Income tax: Do Irish workers pay too much? Here are the facts
Smart money: Is now the right time for politicians to be promising tax cuts?
Fine Gael would plan to cut income tax if it got back into office after the next general election, Paschal Donohoe, the Minister for Finance said on Wednesday. Or at least it would increase the income level at which people become liable for the top 47 per cent rate. But do we pay too much income tax in this country? And is planning to reduce it a practical goal, at a time when there are so many pressures to increase spending?
What we pay – the facts:
The income tax burden here compared with other countries has always been a point of debate. Recent OECD data provide some clarity. The OECD data have typically shown that the income tax burden here is lower than the international average. However, as UCC economist Séamus Coffey pointed out in a recent blog, the OECD has now decided to take a higher figure for the Irish “ average” wage. And this changes the outcome.
TOO many people have been taken out of the income tax net, putting a huge burden on middle and higher earners.
And there was a warning that a steep rise in the carbon tax on petrol, diesel and solid fuels will mean the Government tax take of €3.5bn a year from the taxes and levies on fuels may actually fall.
President of the institute Frank Mitchell said it was not sustainable that so many people are exempt from income tax and the universal social charge (USC).
Recent changes have meant that almost three quarters of a million workers no longer pay the USC.
And close to one million workers do not pay any income tax as their earnings fall below the threshold for paying it.
This is out of a total of 2.8 million taxpayers
Mr Mitchell said: “A system that exempts more than three quarters of a million out of a total of 2.7 million income earners, from paying any tax is not sustainable.
“We need a broader base where the load is spread according to the means of taxpayers.”
The institute is a representative group for tax professionals.
Figures produced by the institute show that corporate tax is expected to yield €10bn this year.
But income tax, USC and pay related social insurance (PRSI) combined are expected to yield three times more, at €34.1bn.

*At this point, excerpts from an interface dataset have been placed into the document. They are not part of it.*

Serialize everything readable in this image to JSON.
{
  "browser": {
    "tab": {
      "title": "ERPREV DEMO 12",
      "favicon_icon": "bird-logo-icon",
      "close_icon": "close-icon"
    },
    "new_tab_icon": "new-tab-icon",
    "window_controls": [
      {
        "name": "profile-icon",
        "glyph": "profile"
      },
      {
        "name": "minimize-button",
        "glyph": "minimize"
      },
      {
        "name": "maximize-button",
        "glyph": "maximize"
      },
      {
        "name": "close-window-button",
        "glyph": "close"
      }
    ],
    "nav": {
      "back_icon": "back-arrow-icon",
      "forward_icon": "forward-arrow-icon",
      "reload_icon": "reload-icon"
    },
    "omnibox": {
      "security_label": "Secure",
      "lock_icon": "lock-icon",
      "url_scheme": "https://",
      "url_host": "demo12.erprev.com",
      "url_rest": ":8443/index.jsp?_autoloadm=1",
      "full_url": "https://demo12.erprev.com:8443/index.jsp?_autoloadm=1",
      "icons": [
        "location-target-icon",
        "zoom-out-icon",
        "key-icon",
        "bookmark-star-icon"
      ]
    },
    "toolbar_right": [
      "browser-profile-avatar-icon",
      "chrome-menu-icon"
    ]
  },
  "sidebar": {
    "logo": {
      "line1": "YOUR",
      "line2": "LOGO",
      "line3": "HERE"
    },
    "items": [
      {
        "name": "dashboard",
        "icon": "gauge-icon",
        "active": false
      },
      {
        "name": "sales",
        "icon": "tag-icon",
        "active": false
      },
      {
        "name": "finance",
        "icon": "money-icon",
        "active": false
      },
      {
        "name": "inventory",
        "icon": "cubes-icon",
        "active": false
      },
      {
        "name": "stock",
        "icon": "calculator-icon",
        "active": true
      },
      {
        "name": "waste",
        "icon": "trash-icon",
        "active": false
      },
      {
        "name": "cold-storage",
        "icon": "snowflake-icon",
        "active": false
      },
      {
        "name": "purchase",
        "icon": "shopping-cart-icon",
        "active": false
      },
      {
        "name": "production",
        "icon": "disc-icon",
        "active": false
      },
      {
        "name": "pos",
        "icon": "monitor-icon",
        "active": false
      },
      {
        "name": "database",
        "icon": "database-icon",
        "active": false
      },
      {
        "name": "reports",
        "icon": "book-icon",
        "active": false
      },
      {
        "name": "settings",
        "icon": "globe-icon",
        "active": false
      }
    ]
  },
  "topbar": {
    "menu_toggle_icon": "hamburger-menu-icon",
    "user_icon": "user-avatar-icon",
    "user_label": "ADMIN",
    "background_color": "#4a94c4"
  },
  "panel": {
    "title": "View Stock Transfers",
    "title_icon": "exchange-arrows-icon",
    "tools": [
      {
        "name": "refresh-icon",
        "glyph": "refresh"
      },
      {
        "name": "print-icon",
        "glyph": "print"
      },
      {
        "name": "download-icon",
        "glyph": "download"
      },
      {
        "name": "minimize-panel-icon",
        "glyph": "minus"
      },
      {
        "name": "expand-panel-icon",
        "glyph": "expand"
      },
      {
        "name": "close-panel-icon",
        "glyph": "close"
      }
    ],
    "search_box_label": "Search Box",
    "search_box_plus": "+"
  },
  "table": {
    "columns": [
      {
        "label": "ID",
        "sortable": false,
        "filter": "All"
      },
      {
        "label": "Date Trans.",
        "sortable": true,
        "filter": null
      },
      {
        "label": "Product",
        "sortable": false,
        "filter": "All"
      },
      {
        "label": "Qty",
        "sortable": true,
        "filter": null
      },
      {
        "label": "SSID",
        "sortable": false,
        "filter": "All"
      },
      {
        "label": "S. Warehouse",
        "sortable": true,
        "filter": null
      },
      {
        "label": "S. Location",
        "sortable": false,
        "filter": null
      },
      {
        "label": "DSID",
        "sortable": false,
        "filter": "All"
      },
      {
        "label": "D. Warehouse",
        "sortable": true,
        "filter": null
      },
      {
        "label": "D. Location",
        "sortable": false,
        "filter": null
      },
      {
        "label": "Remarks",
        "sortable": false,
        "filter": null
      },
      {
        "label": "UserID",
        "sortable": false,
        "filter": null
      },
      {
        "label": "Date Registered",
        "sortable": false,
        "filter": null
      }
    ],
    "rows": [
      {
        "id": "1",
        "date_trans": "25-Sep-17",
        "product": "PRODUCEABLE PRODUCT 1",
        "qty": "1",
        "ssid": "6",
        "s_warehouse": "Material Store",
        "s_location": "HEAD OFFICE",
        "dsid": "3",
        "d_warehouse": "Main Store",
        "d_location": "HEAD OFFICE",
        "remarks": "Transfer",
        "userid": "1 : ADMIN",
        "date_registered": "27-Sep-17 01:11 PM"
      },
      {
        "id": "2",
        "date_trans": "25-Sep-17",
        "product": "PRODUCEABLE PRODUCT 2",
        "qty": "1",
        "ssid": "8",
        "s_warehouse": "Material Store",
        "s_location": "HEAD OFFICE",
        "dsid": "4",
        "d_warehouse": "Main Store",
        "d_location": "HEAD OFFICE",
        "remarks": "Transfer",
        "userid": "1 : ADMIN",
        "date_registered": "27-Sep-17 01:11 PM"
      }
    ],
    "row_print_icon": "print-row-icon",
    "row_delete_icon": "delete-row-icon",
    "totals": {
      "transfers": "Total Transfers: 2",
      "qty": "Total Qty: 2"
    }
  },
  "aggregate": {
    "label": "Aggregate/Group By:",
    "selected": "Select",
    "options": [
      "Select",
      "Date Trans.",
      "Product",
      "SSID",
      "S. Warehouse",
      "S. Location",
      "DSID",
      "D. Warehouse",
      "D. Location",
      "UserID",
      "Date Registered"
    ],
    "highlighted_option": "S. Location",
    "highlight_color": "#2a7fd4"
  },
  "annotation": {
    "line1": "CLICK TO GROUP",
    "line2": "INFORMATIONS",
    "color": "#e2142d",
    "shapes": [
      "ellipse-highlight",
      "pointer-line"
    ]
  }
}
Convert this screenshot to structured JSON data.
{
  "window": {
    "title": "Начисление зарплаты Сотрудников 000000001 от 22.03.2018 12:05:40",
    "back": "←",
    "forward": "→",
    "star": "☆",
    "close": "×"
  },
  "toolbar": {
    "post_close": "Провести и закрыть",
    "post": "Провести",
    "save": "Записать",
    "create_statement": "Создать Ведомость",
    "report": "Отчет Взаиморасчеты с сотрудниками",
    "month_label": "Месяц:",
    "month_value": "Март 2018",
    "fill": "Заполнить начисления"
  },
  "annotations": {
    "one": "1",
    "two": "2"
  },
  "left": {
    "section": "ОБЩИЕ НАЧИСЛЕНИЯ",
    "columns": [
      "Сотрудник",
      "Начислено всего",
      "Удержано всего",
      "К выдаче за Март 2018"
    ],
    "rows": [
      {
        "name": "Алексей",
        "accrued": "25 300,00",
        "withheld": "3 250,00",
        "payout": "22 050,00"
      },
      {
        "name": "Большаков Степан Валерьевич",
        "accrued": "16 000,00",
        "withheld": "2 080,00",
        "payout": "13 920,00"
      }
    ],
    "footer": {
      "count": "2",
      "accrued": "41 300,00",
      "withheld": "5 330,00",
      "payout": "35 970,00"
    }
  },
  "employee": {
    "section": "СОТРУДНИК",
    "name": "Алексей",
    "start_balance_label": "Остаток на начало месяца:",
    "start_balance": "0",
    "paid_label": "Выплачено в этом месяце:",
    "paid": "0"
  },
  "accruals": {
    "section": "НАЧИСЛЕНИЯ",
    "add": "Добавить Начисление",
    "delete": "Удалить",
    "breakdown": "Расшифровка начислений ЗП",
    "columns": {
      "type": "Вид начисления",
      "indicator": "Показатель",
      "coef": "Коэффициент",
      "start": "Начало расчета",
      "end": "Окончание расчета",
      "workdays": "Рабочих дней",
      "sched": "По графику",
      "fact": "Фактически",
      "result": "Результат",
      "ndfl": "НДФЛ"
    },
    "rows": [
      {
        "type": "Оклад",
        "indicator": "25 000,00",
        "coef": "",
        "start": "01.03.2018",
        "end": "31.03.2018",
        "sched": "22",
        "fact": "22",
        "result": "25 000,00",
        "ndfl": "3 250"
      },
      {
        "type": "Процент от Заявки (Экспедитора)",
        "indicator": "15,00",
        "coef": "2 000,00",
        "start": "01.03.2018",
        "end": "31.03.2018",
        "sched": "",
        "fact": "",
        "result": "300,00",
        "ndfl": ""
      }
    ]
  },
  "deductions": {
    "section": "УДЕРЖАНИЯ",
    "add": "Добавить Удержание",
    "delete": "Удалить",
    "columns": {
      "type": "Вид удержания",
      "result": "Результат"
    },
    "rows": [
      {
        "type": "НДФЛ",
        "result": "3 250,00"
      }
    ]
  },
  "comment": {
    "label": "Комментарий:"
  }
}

The institute said that the tax system was too dependant on income taxes, and questioned why so few workers pay income tax or USC.
Mr Mitchell said: “We believe that everybody who works should contribute to the exchequer according to their means and that those who earn most, should contribute most.”
Recent changes to USC have meant the burden of that charge was increasingly falling on middle and higher earners.
Calculations show that those earning more than €100,000 pay half of all income tax and USC.
Income tax payers in this country pay a marginal tax rate of 48.5pc on salaries over €35,500, the income level where the higher 40pc income tax rate kicks in.
Workers hit the 40pc tax rate on a much lower level of income than competitor countries.
Those earning more than €70,000 have a marginal tax rate of 52pc.
Asked why it was advocating that lower earners should pay more tax, while corporations should not pay more, chief executive of the Irish Tax Institute Martin Lambe said both income tax and corporate taxes were heavily dependent a small number of payers.
He said corporates are employers, and said our income tax system was very progressive.
When asked if corporates should pay more tax, Mr Lambe said: “It is a political decision.”
But he added: “Everyone who benefits from state services should pay something but based on an ability to pay.”
He said there was a need for a broad mix of corporate, income, property and environmental taxes.
Any move in the Budget to impose higher carbon taxes could see the yield from taxes and duties on petrol, diesel and solid fuel falling back.
The State takes in €3.5bn in taxes, duties and carbon tax on fuels.
Mr Mitchell said: “There is always going to be a cost with a measure like carbon tax. If you introduce a measure it changes behaviour, but you have to look at what cost there will be.”
He said carbon taxes are regressive as they hit the poor and rural dwellers harder.
Imposing a €20 per tonne increase in the carbon tax would add €3.39 to the cost of petrol for a 60 litre fill for a vehicle. It would see diesel go up by €3.93, and a bag of coal by 52c.